### Exercise description
Without the pictures, output all of the data exactly.

---------- The records ----------

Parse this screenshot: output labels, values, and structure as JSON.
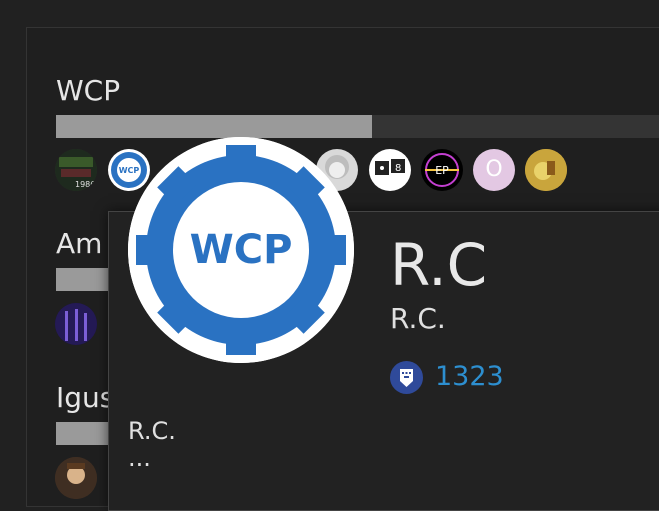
{
  "sections": [
    {
      "title": "WCP",
      "progress": 0.54
    },
    {
      "title": "Am",
      "progress": 0.09
    },
    {
      "title": "Igus",
      "progress": 0.09
    }
  ],
  "avatars_row1": [
    {
      "name": "avatar-1986",
      "text": "1986"
    },
    {
      "name": "avatar-wcp",
      "text": "WCP"
    },
    {
      "name": "avatar-anime-girl"
    },
    {
      "name": "avatar-dice",
      "text": "8"
    },
    {
      "name": "avatar-ep",
      "text": "EP"
    },
    {
      "name": "avatar-o",
      "text": "O"
    },
    {
      "name": "avatar-cartoon"
    }
  ],
  "user_card": {
    "avatar_text": "WCP",
    "display_name": "R.C",
    "username": "R.C.",
    "score": "1323",
    "bio": "R.C.",
    "more": "..."
  },
  "colors": {
    "accent_blue": "#2d8fd0",
    "wcp_blue": "#2a72c2",
    "badge_blue": "#2f4a9a"
  }
}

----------

### The completed task
Parse this screenshot: output labels, values, and structure as JSON.
{
  "sections": [
    {
      "title": "WCP",
      "progress": 0.54
    },
    {
      "title": "Am",
      "progress": 0.09
    },
    {
      "title": "Igus",
      "progress": 0.09
    }
  ],
  "avatars_row1": [
    {
      "name": "avatar-1986",
      "text": "1986"
    },
    {
      "name": "avatar-wcp",
      "text": "WCP"
    },
    {
      "name": "avatar-anime-girl"
    },
    {
      "name": "avatar-dice",
      "text": "8"
    },
    {
      "name": "avatar-ep",
      "text": "EP"
    },
    {
      "name": "avatar-o",
      "text": "O"
    },
    {
      "name": "avatar-cartoon"
    }
  ],
  "user_card": {
    "avatar_text": "WCP",
    "display_name": "R.C",
    "username": "R.C.",
    "score": "1323",
    "bio": "R.C.",
    "more": "..."
  },
  "colors": {
    "accent_blue": "#2d8fd0",
    "wcp_blue": "#2a72c2",
    "badge_blue": "#2f4a9a"
  }
}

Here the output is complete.